It felt like a vintage night in early autumn, with prospects of rich harvests to be had in the dark nights ahead. Joanne, as ever, modelled beautifully. Serene, angular, strong, gentle. You need to be at the top of your game to capture some of that elusive mix, and tonight Tom and Tony led from the front in doing just that. Tom already has a gallery of Joannes, but I can't say I've seen one I like better than this; soft greys and whites interwoven into immaculate draughtsmanship. Tony worked like a photographer using subtle Depth of Field, the breasts having sufficient modelling just to give volume, but the real focus beyond them in the vivacious eyes and hair, foreshortened by the low view. For me, one of his best.
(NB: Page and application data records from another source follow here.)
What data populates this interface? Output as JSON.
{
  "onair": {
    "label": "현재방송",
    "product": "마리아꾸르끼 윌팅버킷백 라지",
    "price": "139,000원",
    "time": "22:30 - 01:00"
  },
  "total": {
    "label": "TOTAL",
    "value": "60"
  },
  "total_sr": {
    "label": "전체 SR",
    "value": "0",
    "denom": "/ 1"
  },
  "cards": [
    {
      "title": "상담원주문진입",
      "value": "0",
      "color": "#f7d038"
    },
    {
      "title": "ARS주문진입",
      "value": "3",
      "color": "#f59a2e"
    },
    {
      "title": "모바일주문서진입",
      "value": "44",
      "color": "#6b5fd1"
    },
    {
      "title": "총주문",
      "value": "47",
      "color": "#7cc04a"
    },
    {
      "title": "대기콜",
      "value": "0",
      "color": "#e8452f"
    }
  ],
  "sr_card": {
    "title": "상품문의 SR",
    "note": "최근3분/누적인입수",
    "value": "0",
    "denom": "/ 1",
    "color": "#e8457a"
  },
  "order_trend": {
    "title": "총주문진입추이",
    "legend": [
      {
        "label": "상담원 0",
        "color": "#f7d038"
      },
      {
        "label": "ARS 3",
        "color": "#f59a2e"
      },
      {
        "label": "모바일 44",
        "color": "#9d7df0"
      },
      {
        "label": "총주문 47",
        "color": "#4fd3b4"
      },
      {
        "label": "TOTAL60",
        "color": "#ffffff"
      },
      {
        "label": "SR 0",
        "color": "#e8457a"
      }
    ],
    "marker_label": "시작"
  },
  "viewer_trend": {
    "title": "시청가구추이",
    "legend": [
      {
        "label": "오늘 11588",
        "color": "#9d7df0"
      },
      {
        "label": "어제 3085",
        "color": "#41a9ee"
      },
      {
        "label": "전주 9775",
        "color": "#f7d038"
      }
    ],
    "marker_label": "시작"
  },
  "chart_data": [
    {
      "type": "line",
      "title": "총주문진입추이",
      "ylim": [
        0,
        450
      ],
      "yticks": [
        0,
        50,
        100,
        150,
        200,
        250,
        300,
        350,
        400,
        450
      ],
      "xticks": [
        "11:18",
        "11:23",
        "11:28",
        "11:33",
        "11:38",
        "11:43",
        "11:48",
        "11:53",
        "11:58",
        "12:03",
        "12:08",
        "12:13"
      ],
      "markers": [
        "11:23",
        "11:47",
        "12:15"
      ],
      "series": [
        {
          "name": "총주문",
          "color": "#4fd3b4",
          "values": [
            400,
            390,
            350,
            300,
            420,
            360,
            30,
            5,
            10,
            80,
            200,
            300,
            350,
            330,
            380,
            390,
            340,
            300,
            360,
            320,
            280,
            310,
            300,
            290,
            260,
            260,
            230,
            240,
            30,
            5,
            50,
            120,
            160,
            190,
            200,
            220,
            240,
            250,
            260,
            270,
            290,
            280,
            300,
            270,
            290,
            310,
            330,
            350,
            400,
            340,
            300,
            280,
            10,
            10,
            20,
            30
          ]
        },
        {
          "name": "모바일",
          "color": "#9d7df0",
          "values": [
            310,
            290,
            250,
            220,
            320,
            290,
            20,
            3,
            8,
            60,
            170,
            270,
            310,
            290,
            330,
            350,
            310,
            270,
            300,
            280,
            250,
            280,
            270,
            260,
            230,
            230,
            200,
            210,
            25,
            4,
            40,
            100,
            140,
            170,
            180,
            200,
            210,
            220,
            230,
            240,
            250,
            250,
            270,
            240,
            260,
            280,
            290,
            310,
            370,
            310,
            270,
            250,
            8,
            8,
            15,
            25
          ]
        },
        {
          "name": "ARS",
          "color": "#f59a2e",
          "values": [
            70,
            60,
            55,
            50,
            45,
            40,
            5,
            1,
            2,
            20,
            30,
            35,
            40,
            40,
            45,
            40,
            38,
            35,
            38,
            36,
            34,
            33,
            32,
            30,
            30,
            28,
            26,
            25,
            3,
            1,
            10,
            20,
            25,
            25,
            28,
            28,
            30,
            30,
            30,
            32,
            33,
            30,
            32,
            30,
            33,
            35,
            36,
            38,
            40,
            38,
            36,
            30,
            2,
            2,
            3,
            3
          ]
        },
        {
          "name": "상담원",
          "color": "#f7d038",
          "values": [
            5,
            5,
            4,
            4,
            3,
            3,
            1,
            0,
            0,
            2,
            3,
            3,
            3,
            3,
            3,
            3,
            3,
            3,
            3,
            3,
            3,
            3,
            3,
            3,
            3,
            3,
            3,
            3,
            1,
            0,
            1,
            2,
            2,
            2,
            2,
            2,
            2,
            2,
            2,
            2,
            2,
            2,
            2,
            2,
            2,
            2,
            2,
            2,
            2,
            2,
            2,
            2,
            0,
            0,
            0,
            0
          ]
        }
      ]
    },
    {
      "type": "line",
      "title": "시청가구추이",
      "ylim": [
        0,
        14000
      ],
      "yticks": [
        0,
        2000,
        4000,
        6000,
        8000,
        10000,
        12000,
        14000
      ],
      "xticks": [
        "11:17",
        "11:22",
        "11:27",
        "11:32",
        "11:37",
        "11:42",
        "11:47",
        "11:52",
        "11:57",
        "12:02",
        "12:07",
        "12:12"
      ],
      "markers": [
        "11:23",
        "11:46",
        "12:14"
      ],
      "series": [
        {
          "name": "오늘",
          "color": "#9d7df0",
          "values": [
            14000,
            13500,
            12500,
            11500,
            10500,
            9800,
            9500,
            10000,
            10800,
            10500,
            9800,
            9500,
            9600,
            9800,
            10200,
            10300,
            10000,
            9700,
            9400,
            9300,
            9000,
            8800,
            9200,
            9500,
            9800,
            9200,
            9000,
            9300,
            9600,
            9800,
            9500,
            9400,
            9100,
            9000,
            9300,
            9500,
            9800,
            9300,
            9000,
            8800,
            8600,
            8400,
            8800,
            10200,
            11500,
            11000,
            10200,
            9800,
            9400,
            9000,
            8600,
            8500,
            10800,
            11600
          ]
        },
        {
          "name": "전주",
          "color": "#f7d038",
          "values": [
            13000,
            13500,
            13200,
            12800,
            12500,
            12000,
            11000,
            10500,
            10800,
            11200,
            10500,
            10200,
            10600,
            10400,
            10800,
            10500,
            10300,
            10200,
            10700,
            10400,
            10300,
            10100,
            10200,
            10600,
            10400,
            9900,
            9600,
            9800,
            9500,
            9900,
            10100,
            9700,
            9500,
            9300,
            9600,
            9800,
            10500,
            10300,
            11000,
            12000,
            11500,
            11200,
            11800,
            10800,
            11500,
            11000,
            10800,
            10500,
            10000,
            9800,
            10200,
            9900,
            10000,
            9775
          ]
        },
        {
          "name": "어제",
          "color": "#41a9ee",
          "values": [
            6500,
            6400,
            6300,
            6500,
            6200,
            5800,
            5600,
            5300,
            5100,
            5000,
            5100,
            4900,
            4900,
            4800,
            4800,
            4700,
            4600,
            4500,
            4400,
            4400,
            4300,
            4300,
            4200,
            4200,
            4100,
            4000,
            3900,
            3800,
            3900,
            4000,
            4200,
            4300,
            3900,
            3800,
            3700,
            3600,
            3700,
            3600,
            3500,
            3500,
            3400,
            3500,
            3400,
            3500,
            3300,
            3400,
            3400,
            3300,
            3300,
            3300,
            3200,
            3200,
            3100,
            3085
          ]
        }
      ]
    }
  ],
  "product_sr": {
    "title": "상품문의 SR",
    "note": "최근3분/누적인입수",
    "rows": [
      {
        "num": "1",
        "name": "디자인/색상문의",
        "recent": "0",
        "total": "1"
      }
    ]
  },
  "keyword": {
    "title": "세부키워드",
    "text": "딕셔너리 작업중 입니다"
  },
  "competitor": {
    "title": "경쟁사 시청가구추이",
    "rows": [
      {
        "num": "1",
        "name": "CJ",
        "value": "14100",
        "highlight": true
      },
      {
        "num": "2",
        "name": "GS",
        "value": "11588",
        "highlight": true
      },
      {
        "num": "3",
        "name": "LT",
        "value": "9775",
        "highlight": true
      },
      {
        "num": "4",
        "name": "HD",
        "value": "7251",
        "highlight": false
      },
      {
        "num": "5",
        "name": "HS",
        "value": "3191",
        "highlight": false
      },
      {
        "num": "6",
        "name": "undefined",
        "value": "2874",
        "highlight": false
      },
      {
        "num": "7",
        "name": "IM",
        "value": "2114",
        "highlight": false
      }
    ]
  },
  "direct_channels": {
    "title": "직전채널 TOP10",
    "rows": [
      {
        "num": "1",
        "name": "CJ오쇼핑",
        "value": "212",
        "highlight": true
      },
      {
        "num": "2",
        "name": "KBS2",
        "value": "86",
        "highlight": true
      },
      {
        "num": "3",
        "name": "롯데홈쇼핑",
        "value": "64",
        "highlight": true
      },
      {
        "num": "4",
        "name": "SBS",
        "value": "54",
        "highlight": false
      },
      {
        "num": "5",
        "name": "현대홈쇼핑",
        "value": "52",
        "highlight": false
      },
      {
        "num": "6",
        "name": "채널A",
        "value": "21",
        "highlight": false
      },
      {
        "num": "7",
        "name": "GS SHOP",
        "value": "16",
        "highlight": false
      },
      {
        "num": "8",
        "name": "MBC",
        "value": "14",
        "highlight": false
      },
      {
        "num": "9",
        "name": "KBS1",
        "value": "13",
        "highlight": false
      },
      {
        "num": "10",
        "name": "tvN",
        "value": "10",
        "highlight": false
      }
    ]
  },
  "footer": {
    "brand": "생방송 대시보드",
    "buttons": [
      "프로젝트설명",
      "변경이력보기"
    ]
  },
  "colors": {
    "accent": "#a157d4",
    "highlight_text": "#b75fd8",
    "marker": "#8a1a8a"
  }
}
And what of the rest of us? Rabbits dazzled in the twin headlights? Apart from my own attempt, which had Joanne apparently resting on her spade like a gardener in a naturist resort, there were some good results. Barry sees more angles than Ronnie O'Sullivan, and produced a vorticist tour-de-force. Hilary must be pleased with her striking pen drawing, full of character. Ian and I had a short chat about Renoir before proceedings began, but he's looking more like Marie Laurencin to me, and no bad thing either. Sandra astonished with twin Joannes in the style of Jack Yeats. I almost feel that by donning some 3-D specs you could witness them coalesce into one living being. And then Steven. His dedication to his technique has brought him to point where he can be relied on as a belwether of accuracy. I always look at his work at half-time to discover what I need to correct in the second half. Long may your apparently ego-free approach continue, Steven. If you were ever to experience some demonic conversion to semi-abstract Expressionism ( and there is a lot of it about, highly contagious ) we'd be doomed, doomed!
All in all, a classic Redbrick evening, and one to be treasured.
by Chris Fallowfield
Paintings and drawings by Andrew, Barry, Chris, Frank, Hadyn, Hilary, Ian, Patrick, Roger H, Roger S, Sandra, Tom, Tony and featured artist Steven.